Family history and a shared vision for the future also characterised Mr Merikanskas’ mission to the Baltic states of Lithuania and Latvia. The Chairman of the World ORT Board of Trustees’ father lived in the pre-war Lithuanian shtetl of Merkine as did the families of Mario and Janine Becker, who, like Mr Merikanskas, now reside in Mexico.
Their exploration of common roots was the culmination of a four-day tour, the first half of which was shared with prominent supporters of British ORT with historic connections to the region. Also on the mission was Clifford Gundle who had travelled from South Africa with his wife. Mr Gundle’s grandfather came from Lithuania and Mr Gundle himself is a committed supporter of the ORT Shalom Aleichem School in Vilnius and the Jewish Community project of the Communication Centre.
The first port of call was Riga’s ORT Dubnov School, whose primary and secondary departments are on separate campuses. It was established in 1989, the first Jewish school in the Former Soviet Union, and inaugurated an ORT Technology Centre in 2002. There they met some of the 31 teachers and 190 students before going to visit the site of the new school building which has been provided by the state.
“The government is spending $100,000 renovating the new building, which will attract more students because it will bring the primary and secondary together in a good location,”? Mr Merikanskas said. “But they need our support, no question about it. Spending time with the principal, Gregory Bikson, we realised that they need more equipment and a senior ICT coordinator. If they get the technical assistance from World ORT I am sure that the community will grow, will increase fundraising for its own needs.”?
The mission visited historic Jewish parts of the city and had dinner with the Head of the Jewish Community, Arkadiy Sukharenko, before leaving for Vilnius.
In the Lithuanian capital they met the Minister of Education, Gentaras Stepanavichus, and discussed the possibility of signing a cooperation agreement between his ministry and World ORT.
“The government is very impressed with the quality of the ORT school. But the school needs double the space it has at present so we requested the Minister to give the school a larger site. He said he would consider our request seriously,”? Mr Merikanskas said.
Through a cooperation agreement, the details of which have yet to be decided, World ORT hopes to broaden its operations in Lithuania to provide teacher training and other services to the general community. Such activities would be facilitated by having a larger building.
The visit to the ORT Shalom Aleichem School was a highpoint of the mission, which also took in historic sites including ORT’s pre-war building in the centre of the city which is currently subject to a restitution claim.

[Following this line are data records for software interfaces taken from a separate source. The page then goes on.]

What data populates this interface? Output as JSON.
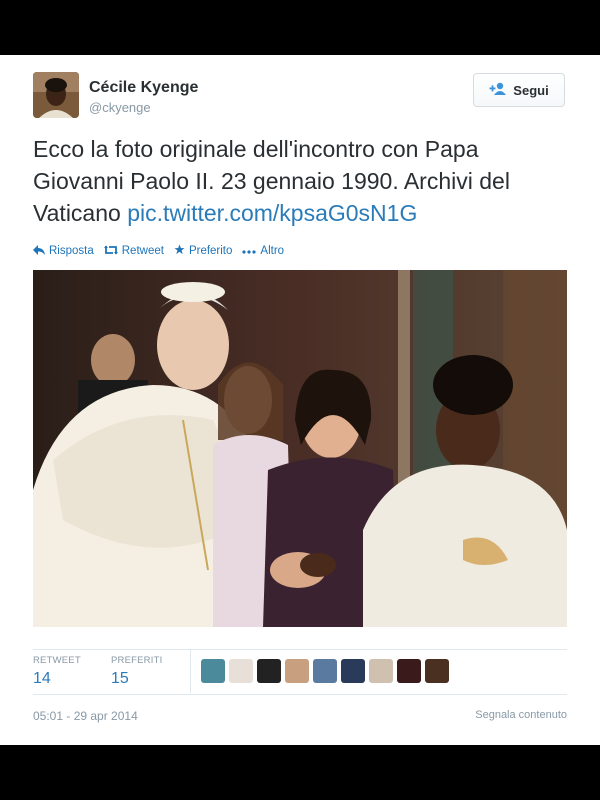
{
  "tweet": {
    "author_name": "Cécile Kyenge",
    "author_handle": "@ckyenge",
    "follow_label": "Segui",
    "text": "Ecco la foto originale dell'incontro con Papa Giovanni Paolo II. 23 gennaio 1990. Archivi del Vaticano ",
    "link": "pic.twitter.com/kpsaG0sN1G",
    "timestamp": "05:01 - 29 apr 2014",
    "report_label": "Segnala contenuto"
  },
  "actions": [
    {
      "label": "Risposta",
      "icon": "reply-icon"
    },
    {
      "label": "Retweet",
      "icon": "retweet-icon"
    },
    {
      "label": "Preferito",
      "icon": "star-icon"
    },
    {
      "label": "Altro",
      "icon": "more-icon"
    }
  ],
  "stats": {
    "retweets_label": "RETWEET",
    "retweets": "14",
    "favorites_label": "PREFERITI",
    "favorites": "15"
  },
  "colors": {
    "link": "#2b7bb9",
    "text": "#292f33",
    "muted": "#8899a6"
  }
}
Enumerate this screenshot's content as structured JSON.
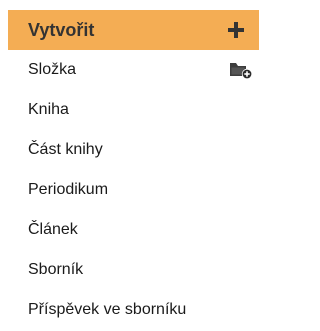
{
  "create_menu": {
    "title": "Vytvořit",
    "toggle_icon": "plus-icon",
    "accent_color": "#f4ad54",
    "items": [
      {
        "label": "Složka",
        "icon": "folder-add-icon"
      },
      {
        "label": "Kniha"
      },
      {
        "label": "Část knihy"
      },
      {
        "label": "Periodikum"
      },
      {
        "label": "Článek"
      },
      {
        "label": "Sborník"
      },
      {
        "label": "Příspěvek ve sborníku"
      }
    ]
  }
}
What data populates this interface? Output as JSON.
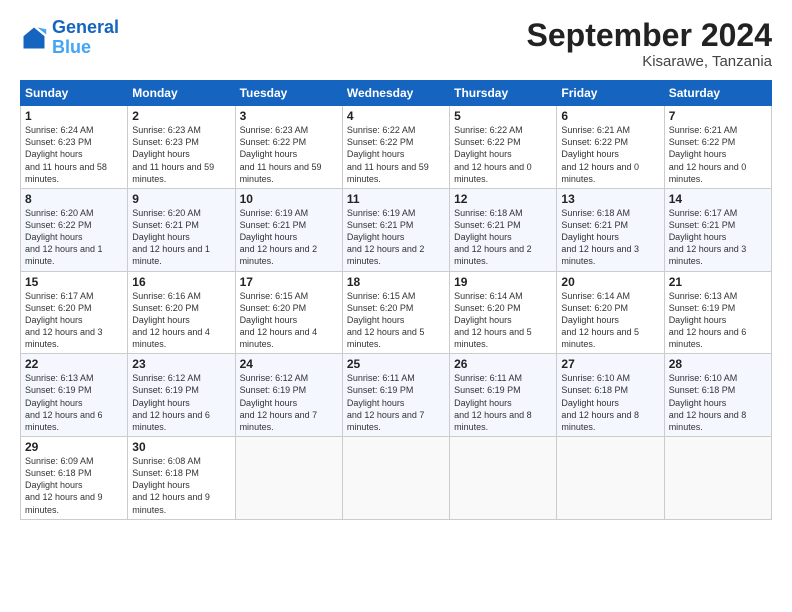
{
  "header": {
    "logo_line1": "General",
    "logo_line2": "Blue",
    "month": "September 2024",
    "location": "Kisarawe, Tanzania"
  },
  "weekdays": [
    "Sunday",
    "Monday",
    "Tuesday",
    "Wednesday",
    "Thursday",
    "Friday",
    "Saturday"
  ],
  "weeks": [
    [
      {
        "day": "1",
        "sunrise": "6:24 AM",
        "sunset": "6:23 PM",
        "daylight": "11 hours and 58 minutes."
      },
      {
        "day": "2",
        "sunrise": "6:23 AM",
        "sunset": "6:23 PM",
        "daylight": "11 hours and 59 minutes."
      },
      {
        "day": "3",
        "sunrise": "6:23 AM",
        "sunset": "6:22 PM",
        "daylight": "11 hours and 59 minutes."
      },
      {
        "day": "4",
        "sunrise": "6:22 AM",
        "sunset": "6:22 PM",
        "daylight": "11 hours and 59 minutes."
      },
      {
        "day": "5",
        "sunrise": "6:22 AM",
        "sunset": "6:22 PM",
        "daylight": "12 hours and 0 minutes."
      },
      {
        "day": "6",
        "sunrise": "6:21 AM",
        "sunset": "6:22 PM",
        "daylight": "12 hours and 0 minutes."
      },
      {
        "day": "7",
        "sunrise": "6:21 AM",
        "sunset": "6:22 PM",
        "daylight": "12 hours and 0 minutes."
      }
    ],
    [
      {
        "day": "8",
        "sunrise": "6:20 AM",
        "sunset": "6:22 PM",
        "daylight": "12 hours and 1 minute."
      },
      {
        "day": "9",
        "sunrise": "6:20 AM",
        "sunset": "6:21 PM",
        "daylight": "12 hours and 1 minute."
      },
      {
        "day": "10",
        "sunrise": "6:19 AM",
        "sunset": "6:21 PM",
        "daylight": "12 hours and 2 minutes."
      },
      {
        "day": "11",
        "sunrise": "6:19 AM",
        "sunset": "6:21 PM",
        "daylight": "12 hours and 2 minutes."
      },
      {
        "day": "12",
        "sunrise": "6:18 AM",
        "sunset": "6:21 PM",
        "daylight": "12 hours and 2 minutes."
      },
      {
        "day": "13",
        "sunrise": "6:18 AM",
        "sunset": "6:21 PM",
        "daylight": "12 hours and 3 minutes."
      },
      {
        "day": "14",
        "sunrise": "6:17 AM",
        "sunset": "6:21 PM",
        "daylight": "12 hours and 3 minutes."
      }
    ],
    [
      {
        "day": "15",
        "sunrise": "6:17 AM",
        "sunset": "6:20 PM",
        "daylight": "12 hours and 3 minutes."
      },
      {
        "day": "16",
        "sunrise": "6:16 AM",
        "sunset": "6:20 PM",
        "daylight": "12 hours and 4 minutes."
      },
      {
        "day": "17",
        "sunrise": "6:15 AM",
        "sunset": "6:20 PM",
        "daylight": "12 hours and 4 minutes."
      },
      {
        "day": "18",
        "sunrise": "6:15 AM",
        "sunset": "6:20 PM",
        "daylight": "12 hours and 5 minutes."
      },
      {
        "day": "19",
        "sunrise": "6:14 AM",
        "sunset": "6:20 PM",
        "daylight": "12 hours and 5 minutes."
      },
      {
        "day": "20",
        "sunrise": "6:14 AM",
        "sunset": "6:20 PM",
        "daylight": "12 hours and 5 minutes."
      },
      {
        "day": "21",
        "sunrise": "6:13 AM",
        "sunset": "6:19 PM",
        "daylight": "12 hours and 6 minutes."
      }
    ],
    [
      {
        "day": "22",
        "sunrise": "6:13 AM",
        "sunset": "6:19 PM",
        "daylight": "12 hours and 6 minutes."
      },
      {
        "day": "23",
        "sunrise": "6:12 AM",
        "sunset": "6:19 PM",
        "daylight": "12 hours and 6 minutes."
      },
      {
        "day": "24",
        "sunrise": "6:12 AM",
        "sunset": "6:19 PM",
        "daylight": "12 hours and 7 minutes."
      },
      {
        "day": "25",
        "sunrise": "6:11 AM",
        "sunset": "6:19 PM",
        "daylight": "12 hours and 7 minutes."
      },
      {
        "day": "26",
        "sunrise": "6:11 AM",
        "sunset": "6:19 PM",
        "daylight": "12 hours and 8 minutes."
      },
      {
        "day": "27",
        "sunrise": "6:10 AM",
        "sunset": "6:18 PM",
        "daylight": "12 hours and 8 minutes."
      },
      {
        "day": "28",
        "sunrise": "6:10 AM",
        "sunset": "6:18 PM",
        "daylight": "12 hours and 8 minutes."
      }
    ],
    [
      {
        "day": "29",
        "sunrise": "6:09 AM",
        "sunset": "6:18 PM",
        "daylight": "12 hours and 9 minutes."
      },
      {
        "day": "30",
        "sunrise": "6:08 AM",
        "sunset": "6:18 PM",
        "daylight": "12 hours and 9 minutes."
      },
      null,
      null,
      null,
      null,
      null
    ]
  ]
}
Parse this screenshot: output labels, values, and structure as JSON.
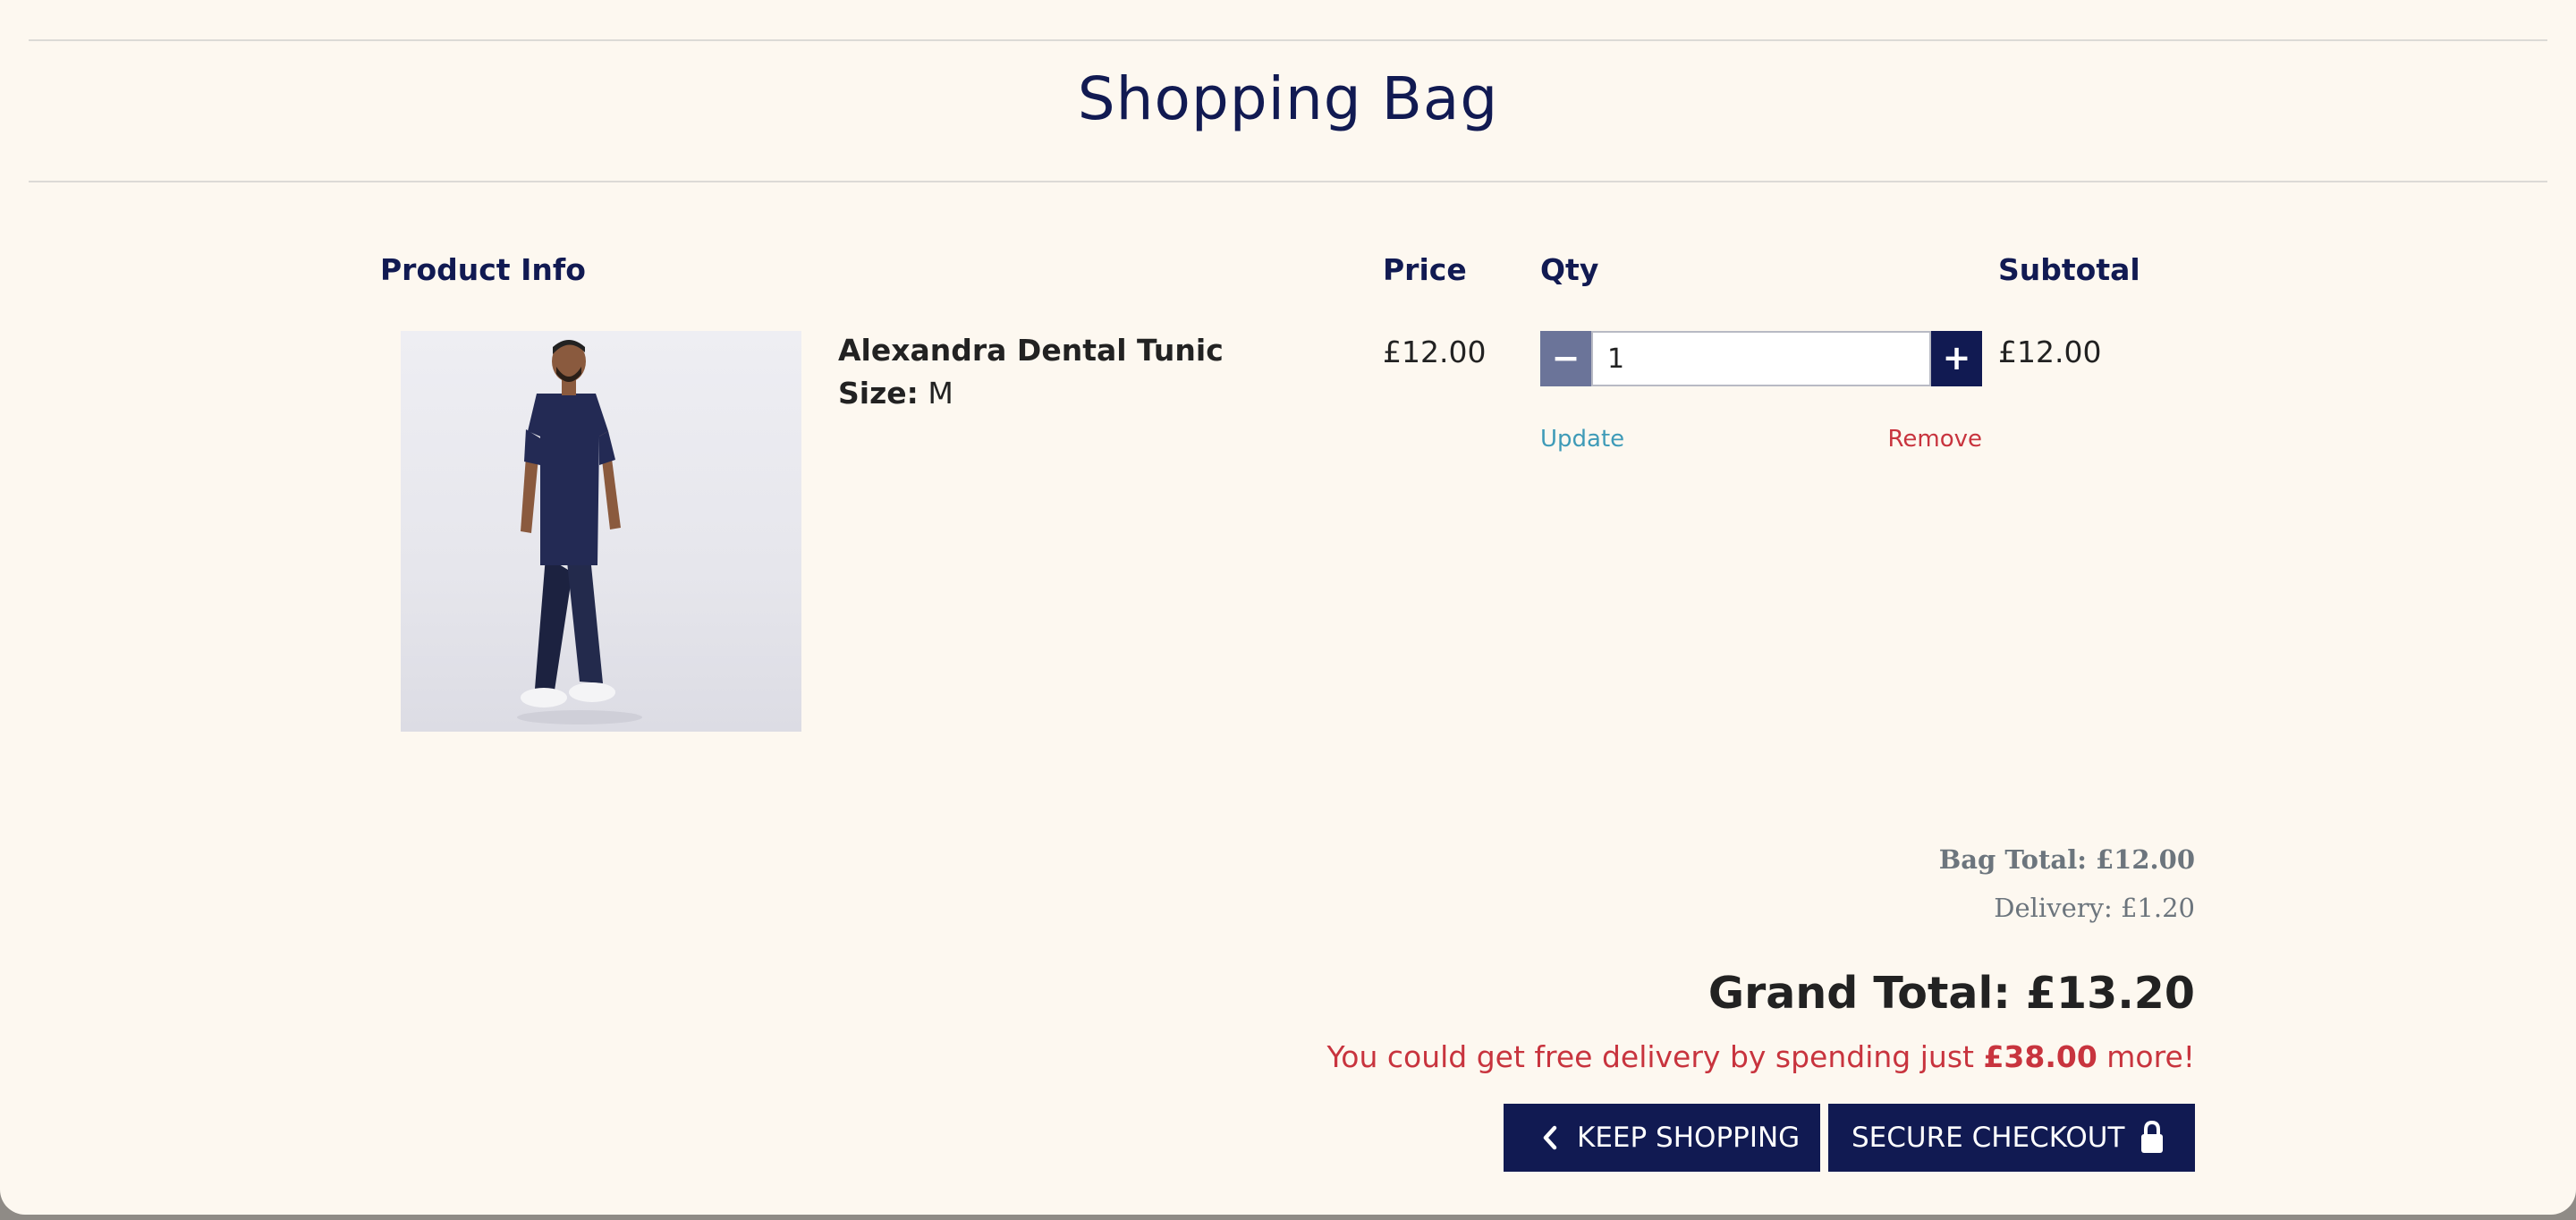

“Shalom Aleichem is a wonderful school and the principal, Misha Yakobas, is excellent. He is very satisfied with the help he has received from World ORT,”? Mr Merikanskas said. “The school has become an example of the way a modern school should be in academic studies, music, art and Jewish education.”?
He concluded: “It’s wonderful to see how much Jewish communities in the region have accomplished after 40 years of Soviet occupation and the wonderful job that the schools are doing in teaching them their heritage. These people have suffered so much and now they are free and flourishing. What ORT is doing in the Baltic States is tremendous; long may we continue.”?
Sylvia Frangi, a member of British Friends of ORT, said the mission “ﾓ her first “ﾓ was very good, an “amazing experience”?.
The trip included visiting the probable site of her grandmother’s and aunt’s murder during the Holocaust.
“It was quite an emotional experience; it really brings you down to earth,”? Ms Frangi said, before going on to stress the importance of teaching Jewish heritage and values to today’s children.
“It’s difficult to do there because the families have lost all their yiddishkeit and it’s the young who are trying to teach it to the older generations. So the young are reintroducing it to the country. I’m very glad I went on the mission; it was lovely to see the children thriving.”?